## Work order
Go through the records below line by line and report how many lines include "icon", giving the number only.

## Exercise input
★ ★ ★ ★ ★ ★ ★

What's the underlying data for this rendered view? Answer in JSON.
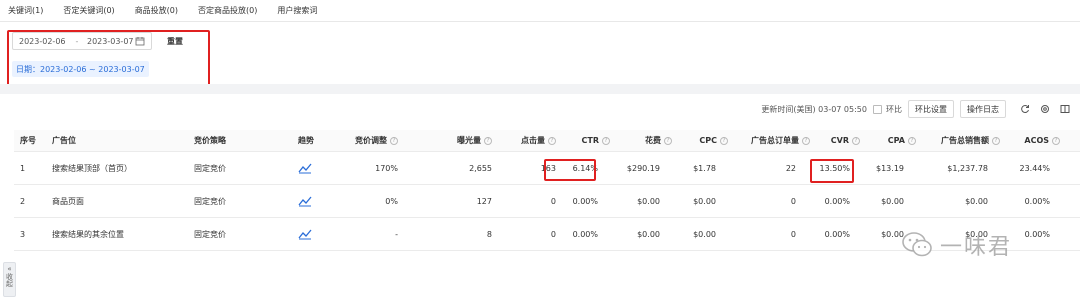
{
  "tabs": [
    {
      "label": "关键词(1)"
    },
    {
      "label": "否定关键词(0)"
    },
    {
      "label": "商品投放(0)"
    },
    {
      "label": "否定商品投放(0)"
    },
    {
      "label": "用户搜索词"
    }
  ],
  "filter": {
    "start_date": "2023-02-06",
    "separator": "-",
    "end_date": "2023-03-07",
    "reset_label": "重置",
    "date_tag": "日期：2023-02-06 ~ 2023-03-07"
  },
  "toolbar": {
    "update_time": "更新时间(美国) 03-07 05:50",
    "compare_label": "环比",
    "compare_settings_label": "环比设置",
    "operation_log_label": "操作日志"
  },
  "table": {
    "columns": [
      "序号",
      "广告位",
      "竞价策略",
      "趋势",
      "竞价调整",
      "曝光量",
      "点击量",
      "CTR",
      "花费",
      "CPC",
      "广告总订单量",
      "CVR",
      "CPA",
      "广告总销售额",
      "ACOS"
    ],
    "rows": [
      {
        "index": "1",
        "placement": "搜索结果顶部（首页）",
        "strategy": "固定竞价",
        "bid_adj": "170%",
        "impressions": "2,655",
        "clicks": "163",
        "ctr": "6.14%",
        "spend": "$290.19",
        "cpc": "$1.78",
        "orders": "22",
        "cvr": "13.50%",
        "cpa": "$13.19",
        "sales": "$1,237.78",
        "acos": "23.44%"
      },
      {
        "index": "2",
        "placement": "商品页面",
        "strategy": "固定竞价",
        "bid_adj": "0%",
        "impressions": "127",
        "clicks": "0",
        "ctr": "0.00%",
        "spend": "$0.00",
        "cpc": "$0.00",
        "orders": "0",
        "cvr": "0.00%",
        "cpa": "$0.00",
        "sales": "$0.00",
        "acos": "0.00%"
      },
      {
        "index": "3",
        "placement": "搜索结果的其余位置",
        "strategy": "固定竞价",
        "bid_adj": "-",
        "impressions": "8",
        "clicks": "0",
        "ctr": "0.00%",
        "spend": "$0.00",
        "cpc": "$0.00",
        "orders": "0",
        "cvr": "0.00%",
        "cpa": "$0.00",
        "sales": "$0.00",
        "acos": "0.00%"
      }
    ]
  },
  "sidebar": {
    "collapse_label": "收起"
  },
  "watermark": {
    "text": "一味君"
  },
  "colors": {
    "accent": "#2a6dd8",
    "highlight": "#e02020",
    "tag_bg": "#eaf2ff"
  }
}
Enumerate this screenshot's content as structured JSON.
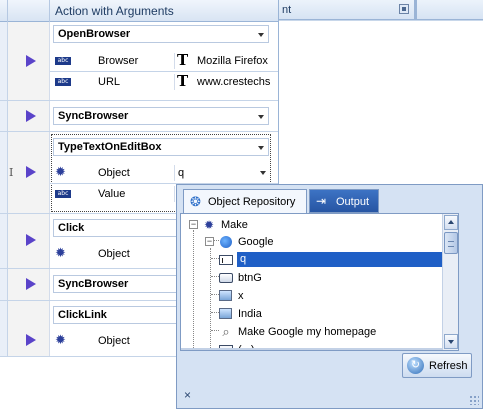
{
  "grid": {
    "column_header": "Action with Arguments",
    "steps": [
      {
        "action": "OpenBrowser",
        "args": [
          {
            "kind": "abc",
            "name": "Browser",
            "value": "Mozilla Firefox",
            "typed": true
          },
          {
            "kind": "abc",
            "name": "URL",
            "value": "www.crestechs",
            "typed": true
          }
        ]
      },
      {
        "action": "SyncBrowser",
        "args": []
      },
      {
        "action": "TypeTextOnEditBox",
        "args": [
          {
            "kind": "object",
            "name": "Object",
            "value": "q",
            "typed": false
          },
          {
            "kind": "abc",
            "name": "Value",
            "value": "",
            "typed": false
          }
        ]
      },
      {
        "action": "Click",
        "args": [
          {
            "kind": "object",
            "name": "Object",
            "value": "",
            "typed": false
          }
        ]
      },
      {
        "action": "SyncBrowser",
        "args": []
      },
      {
        "action": "ClickLink",
        "args": [
          {
            "kind": "object",
            "name": "Object",
            "value": "",
            "typed": false
          }
        ]
      }
    ]
  },
  "right_pane": {
    "header_label": "nt"
  },
  "dialog": {
    "tabs": [
      {
        "label": "Object Repository",
        "active": true,
        "icon": "repository-icon"
      },
      {
        "label": "Output",
        "active": false,
        "icon": "output-icon"
      }
    ],
    "tree": [
      {
        "label": "Make",
        "icon": "gear-icon",
        "level": 0
      },
      {
        "label": "Google",
        "icon": "globe-icon",
        "level": 1
      },
      {
        "label": "q",
        "icon": "textbox-icon",
        "level": 2,
        "selected": true
      },
      {
        "label": "btnG",
        "icon": "button-icon",
        "level": 2
      },
      {
        "label": "x",
        "icon": "image-icon",
        "level": 2
      },
      {
        "label": "India",
        "icon": "image-icon",
        "level": 2
      },
      {
        "label": "Make Google my homepage",
        "icon": "link-icon",
        "level": 2
      },
      {
        "label": "(...)",
        "icon": "textbox-icon",
        "level": 2
      }
    ],
    "refresh_label": "Refresh",
    "close_glyph": "×"
  },
  "colors": {
    "accent": "#1f5fc6",
    "play": "#5a43c9",
    "tab_active": "#2755a3"
  }
}
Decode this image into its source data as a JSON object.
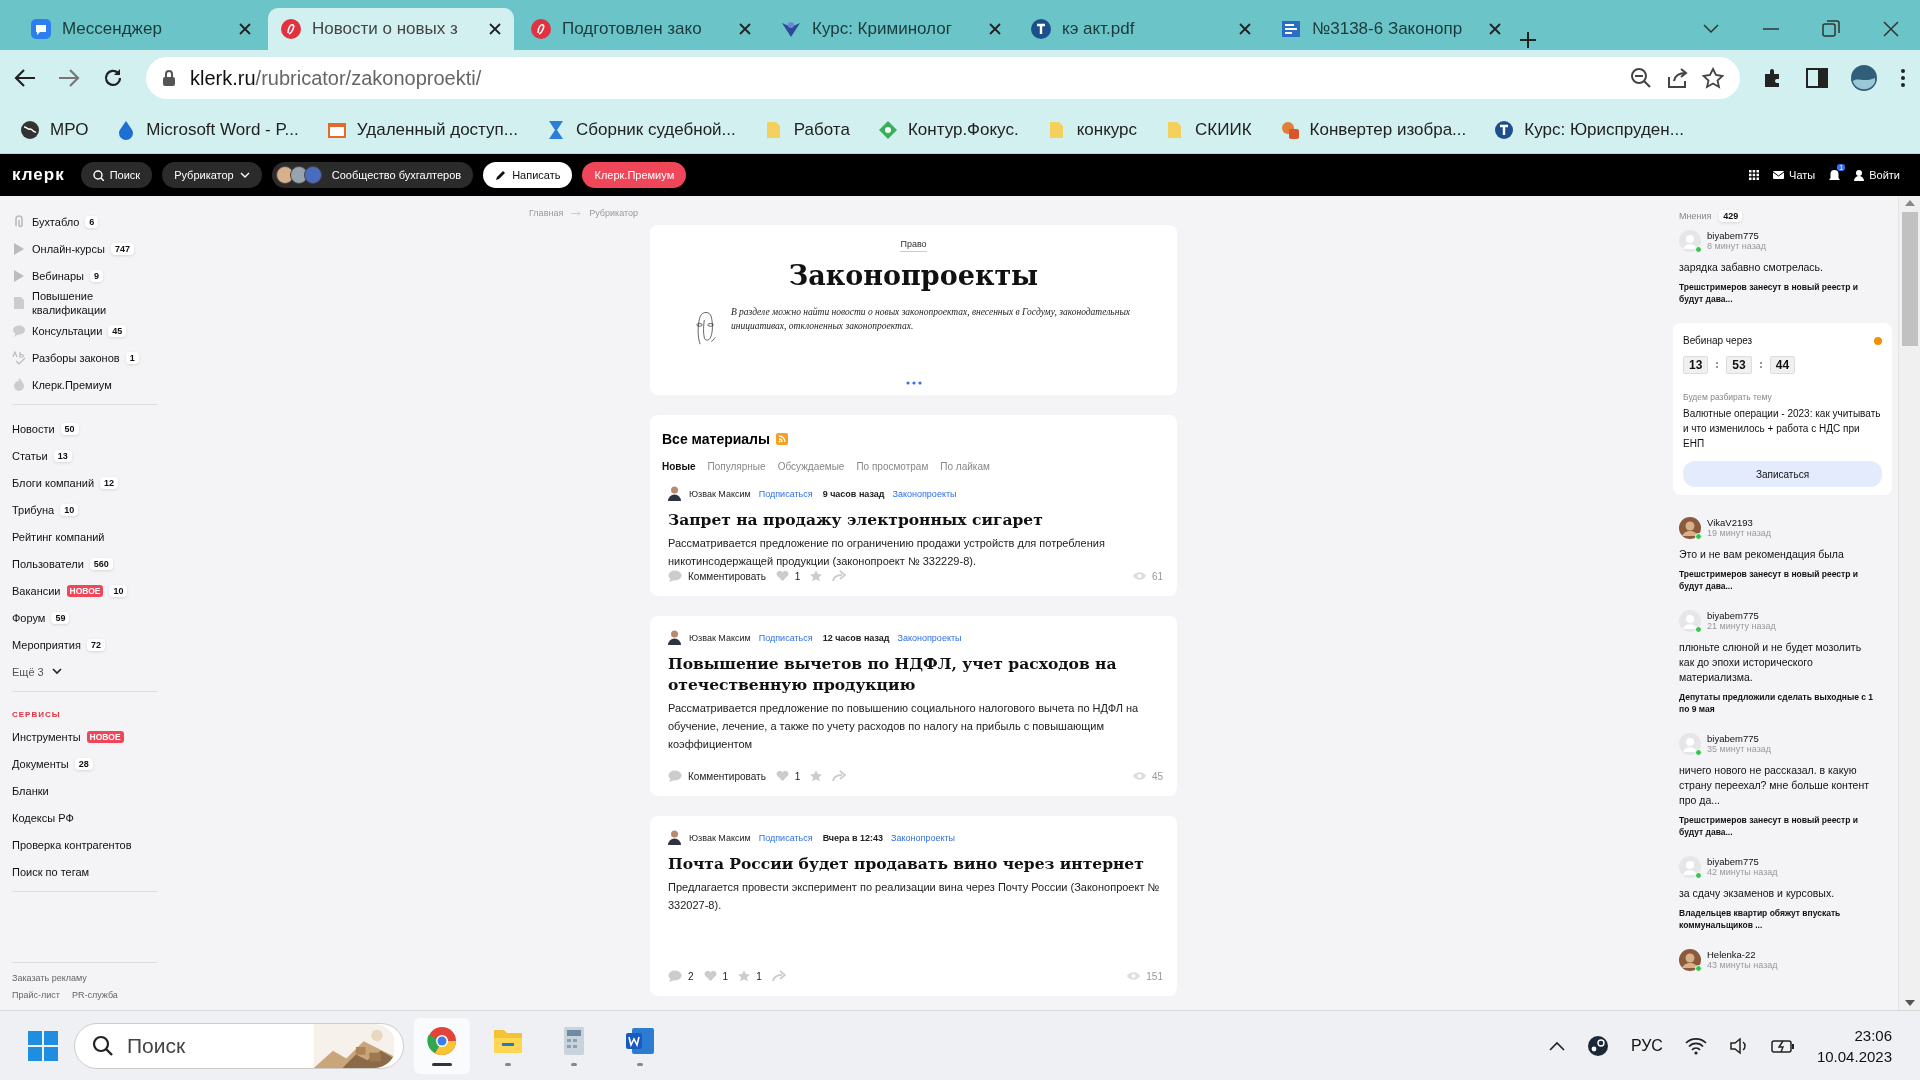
{
  "browser": {
    "tabs": [
      {
        "title": "Мессенджер",
        "selected": false
      },
      {
        "title": "Новости о новых з",
        "selected": true
      },
      {
        "title": "Подготовлен зако",
        "selected": false
      },
      {
        "title": "Курс: Криминолог",
        "selected": false
      },
      {
        "title": "кэ акт.pdf",
        "selected": false
      },
      {
        "title": "№3138-6 Законопр",
        "selected": false
      }
    ],
    "address": {
      "host": "klerk.ru",
      "path": "/rubricator/zakonoproekti/"
    },
    "bookmarks": [
      "МРО",
      "Microsoft Word - P...",
      "Удаленный доступ...",
      "Сборник судебной...",
      "Работа",
      "Контур.Фокус.",
      "конкурс",
      "СКИИК",
      "Конвертер изобра...",
      "Курс: Юриспруден..."
    ]
  },
  "site_header": {
    "logo": "клерк",
    "search": "Поиск",
    "rubricator": "Рубрикатор",
    "community": "Сообщество бухгалтеров",
    "write": "Написать",
    "premium": "Клерк.Премиум",
    "chats": "Чаты",
    "notifications": "1",
    "login": "Войти"
  },
  "sidebar": {
    "sections": [
      {
        "items": [
          {
            "label": "Бухтабло",
            "count": "6"
          },
          {
            "label": "Онлайн-курсы",
            "count": "747"
          },
          {
            "label": "Вебинары",
            "count": "9"
          },
          {
            "label": "Повышение квалификации"
          },
          {
            "label": "Консультации",
            "count": "45"
          },
          {
            "label": "Разборы законов",
            "count": "1"
          },
          {
            "label": "Клерк.Премиум"
          }
        ]
      },
      {
        "items": [
          {
            "label": "Новости",
            "count": "50"
          },
          {
            "label": "Статьи",
            "count": "13"
          },
          {
            "label": "Блоги компаний",
            "count": "12"
          },
          {
            "label": "Трибуна",
            "count": "10"
          },
          {
            "label": "Рейтинг компаний"
          },
          {
            "label": "Пользователи",
            "count": "560"
          },
          {
            "label": "Вакансии",
            "badge": "НОВОЕ",
            "count": "10"
          },
          {
            "label": "Форум",
            "count": "59"
          },
          {
            "label": "Мероприятия",
            "count": "72"
          }
        ],
        "more": "Ещё 3"
      },
      {
        "heading": "СЕРВИСЫ",
        "items": [
          {
            "label": "Инструменты",
            "badge": "НОВОЕ"
          },
          {
            "label": "Документы",
            "count": "28"
          },
          {
            "label": "Бланки"
          },
          {
            "label": "Кодексы РФ"
          },
          {
            "label": "Проверка контрагентов"
          },
          {
            "label": "Поиск по тегам"
          }
        ]
      }
    ],
    "footer": [
      "Заказать рекламу",
      "Прайс-лист",
      "PR-служба"
    ]
  },
  "breadcrumb": [
    "Главная",
    "Рубрикатор"
  ],
  "hero": {
    "category": "Право",
    "title": "Законопроекты",
    "description": "В разделе можно найти новости о новых законопроектах, внесенных в Госдуму, законодательных инициативах, отклоненных законопроектах."
  },
  "materials": {
    "title": "Все материалы",
    "sort_tabs": [
      {
        "label": "Новые",
        "selected": true
      },
      {
        "label": "Популярные",
        "selected": false
      },
      {
        "label": "Обсуждаемые",
        "selected": false
      },
      {
        "label": "По просмотрам",
        "selected": false
      },
      {
        "label": "По лайкам",
        "selected": false
      }
    ],
    "articles": [
      {
        "author": "Юзвак Максим",
        "subscribe": "Подписаться",
        "time": "9 часов назад",
        "rubric": "Законопроекты",
        "title": "Запрет на продажу электронных сигарет",
        "summary": "Рассматривается предложение по ограничению продажи устройств для потребления никотинсодержащей продукции (законопроект № 332229-8).",
        "comments": "Комментировать",
        "likes": "1",
        "views": "61"
      },
      {
        "author": "Юзвак Максим",
        "subscribe": "Подписаться",
        "time": "12 часов назад",
        "rubric": "Законопроекты",
        "title": "Повышение вычетов по НДФЛ, учет расходов на отечественную продукцию",
        "summary": "Рассматривается предложение по повышению социального налогового вычета по НДФЛ на обучение, лечение, а также по учету расходов по налогу на прибыль с повышающим коэффициентом",
        "comments": "Комментировать",
        "likes": "1",
        "views": "45"
      },
      {
        "author": "Юзвак Максим",
        "subscribe": "Подписаться",
        "time": "Вчера в 12:43",
        "rubric": "Законопроекты",
        "title": "Почта России будет продавать вино через интернет",
        "summary": "Предлагается провести эксперимент по реализации вина через Почту России (Законопроект № 332027-8).",
        "comments": "2",
        "likes": "1",
        "favorites": "1",
        "views": "151"
      }
    ]
  },
  "opinions": {
    "label": "Мнения",
    "count": "429",
    "feed": [
      {
        "kind": "comment",
        "photo_avatar": false,
        "user": "biyabem775",
        "time": "8 минут назад",
        "text": "зарядка забавно смотрелась.",
        "article": "Трешстримеров занесут в новый реестр и будут дава..."
      },
      {
        "kind": "webinar",
        "heading": "Вебинар через",
        "timer": [
          "13",
          "53",
          "44"
        ],
        "subheading": "Будем разбирать тему",
        "topic": "Валютные операции - 2023: как учитывать и что изменилось + работа с НДС при ЕНП",
        "button": "Записаться"
      },
      {
        "kind": "comment",
        "photo_avatar": true,
        "user": "VikaV2193",
        "time": "19 минут назад",
        "text": "Это и не вам рекомендация была",
        "article": "Трешстримеров занесут в новый реестр и будут дава..."
      },
      {
        "kind": "comment",
        "photo_avatar": false,
        "user": "biyabem775",
        "time": "21 минуту назад",
        "text": "плюньте слюной и не будет мозолить как до эпохи исторического материализма.",
        "article": "Депутаты предложили сделать выходные с 1 по 9 мая"
      },
      {
        "kind": "comment",
        "photo_avatar": false,
        "user": "biyabem775",
        "time": "35 минут назад",
        "text": "ничего нового не рассказал. в какую страну переехал? мне больше контент про да...",
        "article": "Трешстримеров занесут в новый реестр и будут дава..."
      },
      {
        "kind": "comment",
        "photo_avatar": false,
        "user": "biyabem775",
        "time": "42 минуты назад",
        "text": "за сдачу экзаменов и курсовых.",
        "article": "Владельцев квартир обяжут впускать коммунальщиков ..."
      },
      {
        "kind": "comment",
        "photo_avatar": true,
        "user": "Helenka-22",
        "time": "43 минуты назад"
      }
    ]
  },
  "taskbar": {
    "search": {
      "placeholder": "Поиск"
    },
    "apps": [
      {
        "selected": true
      },
      {
        "selected": false
      },
      {
        "selected": false
      },
      {
        "selected": false
      }
    ],
    "language": "РУС",
    "time": "23:06",
    "date": "10.04.2023"
  }
}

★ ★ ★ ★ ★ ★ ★

## Answer space
10